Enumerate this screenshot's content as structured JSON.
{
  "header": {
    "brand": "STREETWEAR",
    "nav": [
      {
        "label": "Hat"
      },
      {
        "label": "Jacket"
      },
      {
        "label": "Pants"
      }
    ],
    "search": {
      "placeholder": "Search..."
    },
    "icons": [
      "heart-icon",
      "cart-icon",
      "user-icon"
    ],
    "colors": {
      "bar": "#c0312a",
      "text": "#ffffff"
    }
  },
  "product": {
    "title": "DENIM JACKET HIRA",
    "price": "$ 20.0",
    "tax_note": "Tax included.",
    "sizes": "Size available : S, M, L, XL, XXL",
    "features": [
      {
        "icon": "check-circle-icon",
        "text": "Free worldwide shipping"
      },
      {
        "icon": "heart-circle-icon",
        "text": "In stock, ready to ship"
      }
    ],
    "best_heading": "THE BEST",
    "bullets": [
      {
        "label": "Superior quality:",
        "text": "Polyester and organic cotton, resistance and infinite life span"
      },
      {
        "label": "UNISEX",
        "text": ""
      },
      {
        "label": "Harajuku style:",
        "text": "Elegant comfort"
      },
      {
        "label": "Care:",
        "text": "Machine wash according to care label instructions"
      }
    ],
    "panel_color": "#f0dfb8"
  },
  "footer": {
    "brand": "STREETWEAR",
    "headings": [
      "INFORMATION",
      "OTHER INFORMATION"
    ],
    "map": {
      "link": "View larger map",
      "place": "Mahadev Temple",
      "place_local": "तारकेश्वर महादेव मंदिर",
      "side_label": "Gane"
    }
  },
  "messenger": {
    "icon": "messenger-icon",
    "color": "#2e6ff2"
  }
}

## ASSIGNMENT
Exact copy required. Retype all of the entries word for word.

## YOUR RESPONSE
Enumerate this screenshot's content as structured JSON.
{
  "header": {
    "brand": "STREETWEAR",
    "nav": [
      {
        "label": "Hat"
      },
      {
        "label": "Jacket"
      },
      {
        "label": "Pants"
      }
    ],
    "search": {
      "placeholder": "Search..."
    },
    "icons": [
      "heart-icon",
      "cart-icon",
      "user-icon"
    ],
    "colors": {
      "bar": "#c0312a",
      "text": "#ffffff"
    }
  },
  "product": {
    "title": "DENIM JACKET HIRA",
    "price": "$ 20.0",
    "tax_note": "Tax included.",
    "sizes": "Size available : S, M, L, XL, XXL",
    "features": [
      {
        "icon": "check-circle-icon",
        "text": "Free worldwide shipping"
      },
      {
        "icon": "heart-circle-icon",
        "text": "In stock, ready to ship"
      }
    ],
    "best_heading": "THE BEST",
    "bullets": [
      {
        "label": "Superior quality:",
        "text": "Polyester and organic cotton, resistance and infinite life span"
      },
      {
        "label": "UNISEX",
        "text": ""
      },
      {
        "label": "Harajuku style:",
        "text": "Elegant comfort"
      },
      {
        "label": "Care:",
        "text": "Machine wash according to care label instructions"
      }
    ],
    "panel_color": "#f0dfb8"
  },
  "footer": {
    "brand": "STREETWEAR",
    "headings": [
      "INFORMATION",
      "OTHER INFORMATION"
    ],
    "map": {
      "link": "View larger map",
      "place": "Mahadev Temple",
      "place_local": "तारकेश्वर महादेव मंदिर",
      "side_label": "Gane"
    }
  },
  "messenger": {
    "icon": "messenger-icon",
    "color": "#2e6ff2"
  }
}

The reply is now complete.